PEAR: This work is supported by a grant from the National Institutes of Health (Bethesda, MD), grant U01 GM074492, funded as part of the Pharmacogenetics Research Network.

This work is also supported by the following grants from the NIH National Center for Research Resources: grant M01 RR00082 and UL1 RR029890 to the University of Florida, grants UL1 RR025008 and M01 RR00039 to Emory University, and UL1 RR024150 to Mayo Clinic.

This research was also supported by NIH grants R01 DK075065 (B.C.K.), R01 HL064691 (J.A.J.), R01 NS42754 (R.L.F.), K23 HL091120 (A.L.B.), and T32 DK007518 (J.D.D.).


  • Science & Technology
  • Life Sciences & Biomedicine
  • Medicine, Research & Experimental
  • Research & Experimental Medicine
  • Pharmacogenomics
  • Pharmacogenetics
  • hydrochlorothiazide
  • hypertension
  • blood pressure
  • DOT1L
  • SIRT1
  • MLLT3
  • SGK1
  • histone methylation
  • HOME

Effects of genetic variation in H3K79 methylation regulatory genes on clinical blood pressure and blood pressure response to hydrochlorothiazide

Show all authors Show less authors

Journal Title:

Journal of Translational Medicine


Volume 10, Number 1


, Pages 56-56

Type of Work:

Article | Final Publisher PDF


Background: Nearly one-third of the United States adult population suffers from hypertension. Hydrochlorothiazide (HCTZ), one of the most commonly used medications to treat hypertension, has variable efficacy. The renal epithelial sodium channel (ENaC) provides a mechanism for fine-tuning sodium excretion, and is a major regulator of blood pressure homeostasis.
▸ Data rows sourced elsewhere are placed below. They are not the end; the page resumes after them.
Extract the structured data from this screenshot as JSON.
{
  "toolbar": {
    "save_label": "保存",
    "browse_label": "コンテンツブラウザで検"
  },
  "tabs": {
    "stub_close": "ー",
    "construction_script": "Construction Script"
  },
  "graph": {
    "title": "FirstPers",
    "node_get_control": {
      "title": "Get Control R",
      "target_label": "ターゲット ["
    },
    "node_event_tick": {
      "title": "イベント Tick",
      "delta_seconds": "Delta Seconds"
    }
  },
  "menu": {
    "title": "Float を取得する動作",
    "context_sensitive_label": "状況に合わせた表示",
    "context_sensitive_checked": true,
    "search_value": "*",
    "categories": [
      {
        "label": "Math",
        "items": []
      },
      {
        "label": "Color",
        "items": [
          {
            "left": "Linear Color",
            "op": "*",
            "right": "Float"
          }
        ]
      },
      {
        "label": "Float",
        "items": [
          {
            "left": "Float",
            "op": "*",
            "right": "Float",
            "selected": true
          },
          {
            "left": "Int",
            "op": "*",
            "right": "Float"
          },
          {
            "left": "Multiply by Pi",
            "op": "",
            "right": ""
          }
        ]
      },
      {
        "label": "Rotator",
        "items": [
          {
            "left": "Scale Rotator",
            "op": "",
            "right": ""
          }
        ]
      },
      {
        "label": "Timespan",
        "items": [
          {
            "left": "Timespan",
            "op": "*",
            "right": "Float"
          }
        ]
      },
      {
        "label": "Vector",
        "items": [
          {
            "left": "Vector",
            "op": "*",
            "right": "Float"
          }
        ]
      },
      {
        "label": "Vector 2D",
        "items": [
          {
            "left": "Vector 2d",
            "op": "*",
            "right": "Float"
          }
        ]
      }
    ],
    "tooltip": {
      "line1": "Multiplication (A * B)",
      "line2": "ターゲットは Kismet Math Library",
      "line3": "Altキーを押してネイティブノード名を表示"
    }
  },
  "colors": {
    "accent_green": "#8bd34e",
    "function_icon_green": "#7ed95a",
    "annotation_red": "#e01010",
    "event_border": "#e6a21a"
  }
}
DOT1L, MLLT3, SIRT1, and SGK1 encode genes in a pathway that controls methylation of the histone H3 globular domain at lysine 79 (H3K79), thereby modulating expression of the ENaCα subunit. This study aimed to determine the role of variation in these regulatory genes on blood pressure response to HCTZ, and secondarily, untreated blood pressure.Methods: We investigated associations between genetic variations in this candidate pathway and HCTZ blood pressure response in two separate hypertensive cohorts (clinicaltrials.gov NCT00246519 and NCT00005520). In a secondary, exploratory analysis, we measured associations between these same genetic variations and untreated blood pressure. Associations were measured by linear regression, with only associations with P ≤ 0.01 in one cohort and replication by P ≤ 0.05 in the other cohort considered significant.Results: In one cohort, a polymorphism in DOT1L (rs2269879) was strongly associated with greater systolic (P = 0.0002) and diastolic (P = 0.0016) blood pressure response to hydrochlorothiazide in Caucasians. However, this association was not replicated in the other cohort. When untreated blood pressure levels were analyzed, we found directionally similar associations between a polymorphism in MLLT3 (rs12350051) and greater untreated systolic (P < 0.01 in both cohorts) and diastolic (P < 0.05 in both cohorts) blood pressure levels in both cohorts. However, when further replication was attempted in a third hypertensive cohort and in smaller, normotensive samples, significant associations were not observed.Conclusions: Our data suggest polymorphisms in DOT1L, MLLT3, SIRT1, and SGK1 are not likely associated with blood pressure response to HCTZ. However, a possibility exists that rs2269879 in DOT1L could be associated with HCTZ response in Caucasians. Additionally, exploratory analyses suggest rs12350051 in MLLT3 may be associated with untreated blood pressure in African-Americans. Replication efforts are needed to verify roles for these polymorphisms in human blood pressure regulation.

Copyright information:

© 2012 Duarte et al; licensee BioMed Central Ltd.

This is an Open Access work distributed under the terms of the Creative Commons Attribution 2.0 Generic License (http://creativecommons.org/licenses/by/2.0/).

Creative Commons License

Export to EndNote